Only a few days ago, the United States federal Vaccine Injury Compensation Program, more widely known as the "Vaccine Court", awarded millions of dollars to two children with autism for "pain and suffering" and lifelong care of their injuries. The Vaccine Court is a tribunal that has awarded over $2.5 billion for vaccine-injury claims since 1989 and is paid for by a tax on vaccines. The recent, above-mentioned awards could cost tens of millions of dollars
Information is limited, and access to medical records and other exhibits is blocked due to both cases being "unpublished". The two petitions fit the pattern of other cases, (i.e., Poling and Banks) in which the court ruled (or the government conceded) that vaccines had caused encephalopathy that produced permanent injury, including symptoms of autism and an Autism Spectrum Disorder (ASD) diagnosis.
The testimony of parents, grandparents, friends and neighbors of both children said that the children were developmentally normal, if not advanced for their age when they developed seizures, spiking fevers and other adverse reactions to their vaccines. According to these eyewitnesses, the children began losing vocabulary, eye contact and interest in others around them, all classic symptoms of regressive autism. The witnesses also testified that they never recovered.

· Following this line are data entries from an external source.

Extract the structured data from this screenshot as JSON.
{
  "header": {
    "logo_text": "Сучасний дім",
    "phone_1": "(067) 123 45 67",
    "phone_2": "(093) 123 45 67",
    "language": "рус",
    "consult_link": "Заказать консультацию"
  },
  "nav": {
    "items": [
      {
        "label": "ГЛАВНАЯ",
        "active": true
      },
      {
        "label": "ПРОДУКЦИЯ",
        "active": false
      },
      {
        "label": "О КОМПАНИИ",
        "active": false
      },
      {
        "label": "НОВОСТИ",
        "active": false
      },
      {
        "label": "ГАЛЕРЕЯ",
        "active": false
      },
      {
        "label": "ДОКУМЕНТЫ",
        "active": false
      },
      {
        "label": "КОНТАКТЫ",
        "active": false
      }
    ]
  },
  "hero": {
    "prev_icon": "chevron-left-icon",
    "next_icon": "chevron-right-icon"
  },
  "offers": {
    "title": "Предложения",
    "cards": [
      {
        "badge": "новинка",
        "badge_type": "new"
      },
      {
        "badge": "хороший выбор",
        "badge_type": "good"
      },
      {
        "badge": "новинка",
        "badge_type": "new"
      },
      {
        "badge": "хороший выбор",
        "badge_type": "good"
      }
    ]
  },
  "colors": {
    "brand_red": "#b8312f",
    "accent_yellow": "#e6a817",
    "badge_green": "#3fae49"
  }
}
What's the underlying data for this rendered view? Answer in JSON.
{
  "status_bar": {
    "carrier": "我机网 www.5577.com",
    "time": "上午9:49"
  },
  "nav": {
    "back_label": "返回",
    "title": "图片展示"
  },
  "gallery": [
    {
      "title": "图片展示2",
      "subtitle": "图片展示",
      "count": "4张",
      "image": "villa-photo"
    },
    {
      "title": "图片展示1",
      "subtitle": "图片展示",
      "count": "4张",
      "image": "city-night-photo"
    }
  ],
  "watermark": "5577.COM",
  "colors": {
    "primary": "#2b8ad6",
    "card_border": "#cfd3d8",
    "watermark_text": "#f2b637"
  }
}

The parents of a 10-year-old boy from Northern California named Ryan Mojabi, said that "all the vaccinations" received from 2003-2005, and "more specifically, measles-mumps-rubella (MMR) vaccinations," caused a "severe and debilitating injury to his brain, described as Autism Spectrum Disorder ('ASD')." The parents asserted that Ryan "suffered a Vaccine Table Injury, namely, an encephalopathy" as a result of his MMR vaccination on December 19, 2003." "Table injuries" are known, adverse side effects to immunizations that can be monetarily compensated for. The parents also say that "as a cumulative result of his receipt of each and every vaccination between March 25, 2003 and February 22, 2005, Ryan has suffered . . . neuroimmunologically mediated dysfunctions in the form of asthma and ASD."

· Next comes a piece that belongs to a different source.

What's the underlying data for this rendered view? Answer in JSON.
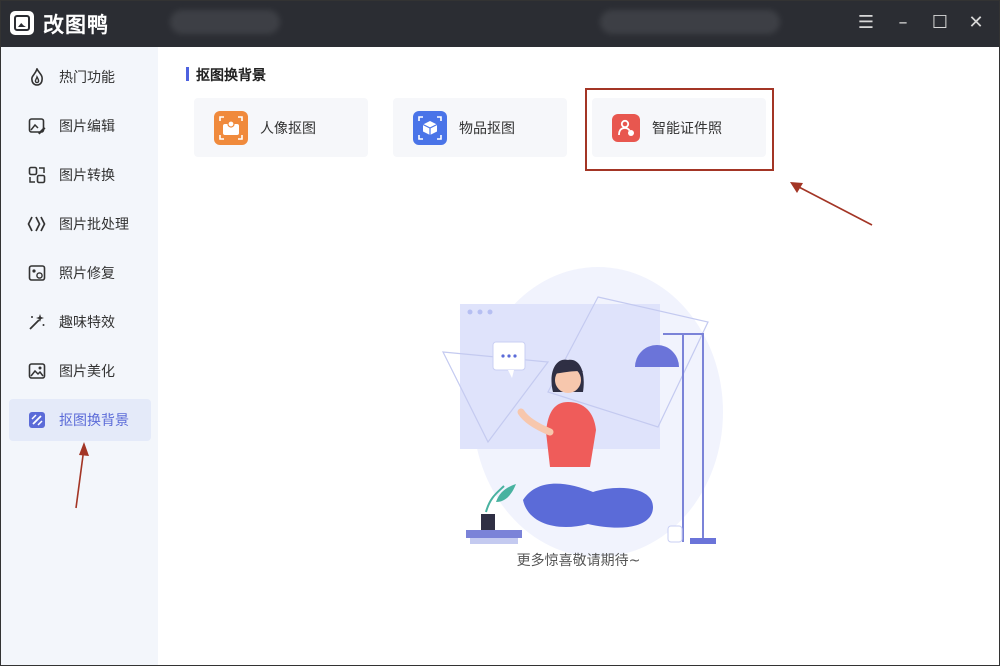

In 2011, the government conceded that MMR vaccine had indeed caused Ryan's encephalopathy. The U.S. Department of Health and Human Services (HHS) agreed that "Ryan suffered a Table injury under the Vaccine Act -- namely, an encephalitis within five to fifteen days following receipt," of MMR according to records and agreed that, "This case is appropriate for compensation." Whether HHS agreed with Ryan's parents that his vaccine-induced brain disease led to ASD is unknown since the concession document is sealed.
The awards are as follows: A lump sum of $969,474.91, to cover "lost future earnings ($648,132.74), pain and suffering ($202,040.17), and life care expenses for Year One ($119,302.00)," plus $20,000 for past expenses. Several millions more, an undisclosed number, will be invested in annuities to cover yearly costs for life, which could total $10 million or more. This does not account for inflation and almost $80,000 was set aside for therapy in the first two years.
The second case involves a girl named Emily and was filed in 2003. Her mother, Jillian Moller has been fighting in vaccine court since. Moller said that Emily was severely injured by a reaction to the DTaP vaccine at 15 months when Emily also received the MMR, HiB and Prevnar vaccine.
Emily's medical record is filled with damage and suffering and one neurologist diagnosed "encephalopathy characterized by speech delay and probable global developmental delay that occurred in the setting of temporal association with immunizations as an acute encephalopathy." Government lawyers insisted that Emily had suffered neither a vaccine injury nor encephalopathy, however. Moller said that every alternative cause they suggested "made no sense, because she showed no signs of those things before that vaccination."
The government agreed to settle and last spring the case finally went into mediation. On December 3, HHS made its offer which was entered into the record on December 28th. Emily's awards were as follows: a lump sum of $1,030,314.22 "for lost future earnings ($739,989.57), pain and suffering ($170,499.77) and life care expenses for Year One ($119,874.88) plus $190,165.40 for past expenses." Another estimated $9 million will buy annuities for annual expenses through life, based on the first year payout. This, after inflation, has the potential to pay over $50 million dollars.
Moller said, "I don't understand why they fought so hard," and added, "We had the evidence: the EEG, the MRI, everything was consistent with encephalopathy, post-vaccination. How can government attorneys claim what our doctors said happened, didn't happen?"
Four cases were recently compensated in the Autism Omnibus Proceedings. Three of those cases are marked with asterisks, indicating the government did not conclude that autism can be caused by vaccines. But the fourth autism case, which could be Ryan's, has no such mark.
Moller says, "...it's a constant fight when you have a vaccine-injured child. It's not just the disability, it's the ignorance. The hatred from the medical community towards families like ours is intense."
In 2011, the U.S. Supreme Court ruled that federal law protects pharmaceutical companies from lawsuits by parents who say that vaccines injured their children. See: http://www.examiner.com/article/the-united-states-supreme-court-protects-vaccine-makers-from-liability